Sources in Germany have said that the country has no plans to exclude Huawei from its 5G network.
German officials have told The Wall Street Journal that the country has made a “preliminary decision” to allow Huawei to bid on contracts for 5G networking, despite growing calls from the US to cease doing business with the company.

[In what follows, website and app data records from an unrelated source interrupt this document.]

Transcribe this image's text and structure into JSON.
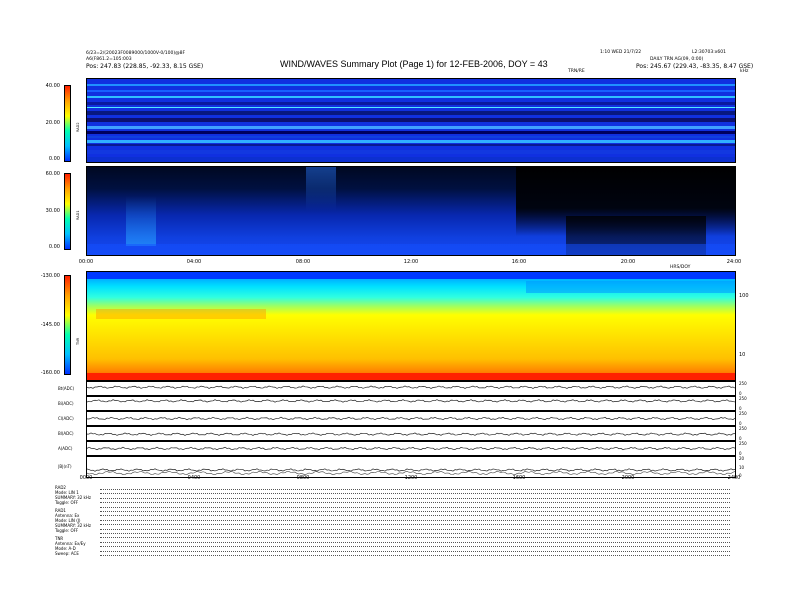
{
  "header": {
    "title": "WIND/WAVES Summary Plot (Page 1) for 12-FEB-2006, DOY = 43",
    "left_line1": "6/23=2/(20023F0089000/1000V-0/100)@8F",
    "left_line2": "A6(F861.2=105:003",
    "left_line3": "Pos: 247.83 (228.85, -92.33, 8.15 GSE)",
    "right_line1": "1:10 WED 21/7/22",
    "right_line1b": "L2:30703:x601",
    "right_line2": "DAILY TRN AG(09, 0:00)",
    "right_line3": "Pos: 245.67 (229.43, -83.35, 8.47 GSE)",
    "trn_label": "TRN/RE",
    "khz_label": "kHz",
    "hours_label": "HRS/DOY"
  },
  "colors": {
    "background": "#ffffff",
    "spectrogram_low": "#0a20d0",
    "spectrogram_high": "#ff2000",
    "accent_cyan": "#00e0ff",
    "accent_yellow": "#ffe000"
  },
  "chart_data": [
    {
      "type": "heatmap",
      "name": "RAD2",
      "ylabel": "RAD2",
      "colorbar_ticks": [
        "40.00",
        "20.00",
        "0.00"
      ],
      "colorbar_range": [
        0,
        40
      ]
    },
    {
      "type": "heatmap",
      "name": "RAD1",
      "ylabel": "RAD1",
      "colorbar_ticks": [
        "60.00",
        "30.00",
        "0.00"
      ],
      "colorbar_range": [
        0,
        60
      ]
    },
    {
      "type": "heatmap",
      "name": "TNR",
      "ylabel": "TNR",
      "colorbar_ticks": [
        "-130.00",
        "-145.00",
        "-160.00"
      ],
      "colorbar_range": [
        -160,
        -130
      ],
      "right_ticks": [
        "100",
        "10"
      ],
      "x_ticks": [
        "00:00",
        "04:00",
        "08:00",
        "12:00",
        "16:00",
        "20:00",
        "24:00"
      ]
    },
    {
      "type": "line",
      "name": "Magnetic field",
      "x_ticks": [
        "0000",
        "0400",
        "0800",
        "1200",
        "1600",
        "2000",
        "2400"
      ],
      "panels": [
        {
          "label": "Bt(ADC)",
          "right_ticks": [
            "250",
            "0"
          ],
          "level": 0.6
        },
        {
          "label": "Bi(ADC)",
          "right_ticks": [
            "250",
            "0"
          ],
          "level": 0.7
        },
        {
          "label": "Cl(ADC)",
          "right_ticks": [
            "250",
            "0"
          ],
          "level": 0.5
        },
        {
          "label": "Bl(ADC)",
          "right_ticks": [
            "250",
            "0"
          ],
          "level": 0.45
        },
        {
          "label": "A(ADC)",
          "right_ticks": [
            "250",
            "0"
          ],
          "level": 0.5
        },
        {
          "label": "|B|(nT)",
          "right_ticks": [
            "20",
            "10",
            "0"
          ],
          "level": 0.35
        }
      ]
    }
  ],
  "config": {
    "rad2_block": [
      "RAD2",
      "Mode: LIN 1",
      "SUMMARY: 32 kHz",
      "Toggle: OFF"
    ],
    "rad1_block": [
      "RAD1",
      "Antenna: Ex",
      "Mode: LIN (J)",
      "SUMMARY: 32 kHz",
      "Toggle: OFF"
    ],
    "tnr_block": [
      "TNR",
      "Antenna: Ex/Ey",
      "Mode: A-D",
      "Sweep: ACE"
    ]
  }
}
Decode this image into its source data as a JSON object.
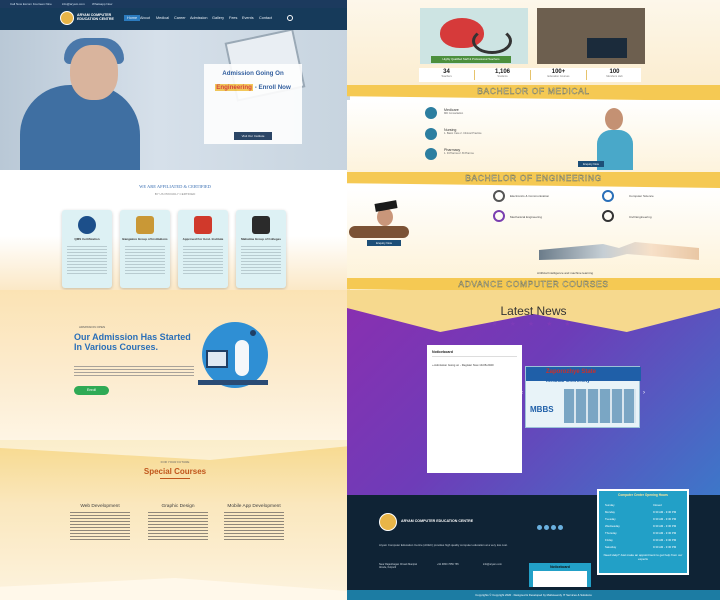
{
  "topbar": {
    "phone": "Call Now Excom Fourteen Nine",
    "email": "info@aryam.com",
    "whatsapp": "Whatsapp Now"
  },
  "brand": {
    "name": "ARYAM COMPUTER EDUCATION CENTRE"
  },
  "nav": {
    "items": [
      "Home",
      "About",
      "Medical",
      "Career",
      "Admission",
      "Gallery",
      "Fees",
      "Events",
      "Contact"
    ]
  },
  "hero": {
    "line1": "Admission Going On",
    "line2_highlight": "Engineering",
    "line2_rest": " - Enroll Now",
    "button": "Visit Our Institute"
  },
  "affiliations": {
    "title": "WE ARE AFFILIATED & CERTIFIED",
    "subtitle": "BY US PROUDLY CERTIFIED",
    "cards": [
      {
        "title": "QMS Certification"
      },
      {
        "title": "Bangalore Group of Institutions"
      },
      {
        "title": "Approved For Govt. Institute"
      },
      {
        "title": "Mahatma Group of Colleges"
      }
    ]
  },
  "admission": {
    "tag": "ADMISSION OPEN",
    "heading": "Our Admission Has Started In Various Courses.",
    "button": "Enroll"
  },
  "special": {
    "tag": "FOR YOUR FUTURE",
    "heading": "Special Courses",
    "courses": [
      {
        "title": "Web Development"
      },
      {
        "title": "Graphic Design"
      },
      {
        "title": "Mobile App Development"
      }
    ]
  },
  "photos": {
    "caption_a": "Highly Qualified Staff & Professional Teachers"
  },
  "stats": [
    {
      "number": "34",
      "label": "Teachers"
    },
    {
      "number": "1,106",
      "label": "Students"
    },
    {
      "number": "100+",
      "label": "Education Courses"
    },
    {
      "number": "100",
      "label": "Members Hub"
    }
  ],
  "medical": {
    "band_title": "BACHELOR OF MEDICAL",
    "items": [
      {
        "label": "Medicare",
        "detail": "MD Consultation"
      },
      {
        "label": "Nursing",
        "detail": "1. Basic Care 2. Clinical Practice"
      },
      {
        "label": "Pharmacy",
        "detail": "1. D.Pharma 2. B.Pharma"
      }
    ],
    "button": "Enquiry Now"
  },
  "engineering": {
    "band_title": "BACHELOR OF ENGINEERING",
    "items": [
      "Electronics & Communication",
      "Computer Science",
      "Mechanical Engineering",
      "Civil Engineering"
    ],
    "button": "Enquiry Now",
    "caption": "Artificial Intelligence and machine learning"
  },
  "computer": {
    "band_title": "ADVANCE COMPUTER COURSES"
  },
  "news": {
    "title": "Latest News",
    "stars": "★ ★ ★ ★ ★",
    "noticeboard_title": "Noticeboard",
    "notice_item": "» Admission Going on - Register Now 19-08-2020",
    "slider_t1": "Zaporozhye State",
    "slider_t2": "Medical University",
    "slider_mbbs": "MBBS"
  },
  "footer": {
    "name": "ARYAM COMPUTER EDUCATION CENTRE",
    "description": "Aryam Computer Education Centre (ACEC) provides high quality computer education at a very low cost.",
    "addr1": "Near Rajanibagan Chowk Manipal Abode, Kotputli",
    "addr2": "+91 9800 7656 765",
    "addr3": "info@aryam.com",
    "noticeboard": "Noticeboard",
    "hours_title": "Computer Center Opening Hours",
    "hours": [
      {
        "day": "Sunday",
        "time": "Closed"
      },
      {
        "day": "Monday",
        "time": "9:30 AM - 3:30 PM"
      },
      {
        "day": "Tuesday",
        "time": "9:30 AM - 3:30 PM"
      },
      {
        "day": "Wednesday",
        "time": "9:30 AM - 3:30 PM"
      },
      {
        "day": "Thursday",
        "time": "9:30 AM - 3:30 PM"
      },
      {
        "day": "Friday",
        "time": "9:30 AM - 3:30 PM"
      },
      {
        "day": "Saturday",
        "time": "9:30 AM - 3:30 PM"
      }
    ],
    "help": "Need Help? Just make an appointment to get help from our experts",
    "copyright": "Copyrights © Copyright 2020 . Designed & Developed by Mahaveerdy IT Services & Solutions"
  }
}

For some time now, the US has accused the organisation of being an espionage risk.
Earlier this week, beleaguered Huawei founder Ren Zhengfei described the continued investigations by the US into the Chinese firm – including the arrest of his daughter and company CFO, Meng Wanzhou – as politically motivated.
Germany may make allowances for Huawei
While the US is taking a tough stance, Germany has said that a cybersecurity agency investigation did not dredge up evidence that Huawei was capable of stealing data via its wireless equipment.
The probe also received help from the US and, according to The Wall Street Journal, it “failed to show that Huawei could use its equipment to clandestinely siphon off data, according to senior agency and government officials”. Germany also stated that conversations with US and UK officials about potential security holes were “inconclusive”.
German economy minister Peter Altmaier commented to Reuters about The Wall Street Journal story: “I explicitly cannot confirm this report, because we are still in the process of discussing this with other ministries.”
Not everyone is following the US
Yesterday (19 February), it was reported that the UK may also not fully support an outright ban on Huawei equipment from its 5G roll-out strategy. Some intelligence agencies say that it is possible to mitigate the alleged risks of using the Chinese firm’s hardware by testing it at special labs overseen by expert officials.
Ireland’s own Eir also stated that it would continue to use Huawei radio access gear in its 4G and 5G expansion plans. At the end of January, German telecoms operator Deutsche Telekom proposed that infrastructure should be tested independently to determine whether any of the espionage claims were valid.
Head of Huawei in Germany, Dennis Zuo, told German paper Handelsblatt that the claims were untrue. He said: “The security of networks is our top priority.”
A spokesperson for the German government told CNBC that the necessary security requirements for 5G would be added to the country’s Telecommunications Act. It seems the campaign to bar Huawei from participating in global 5G proceeds may be beginning to falter.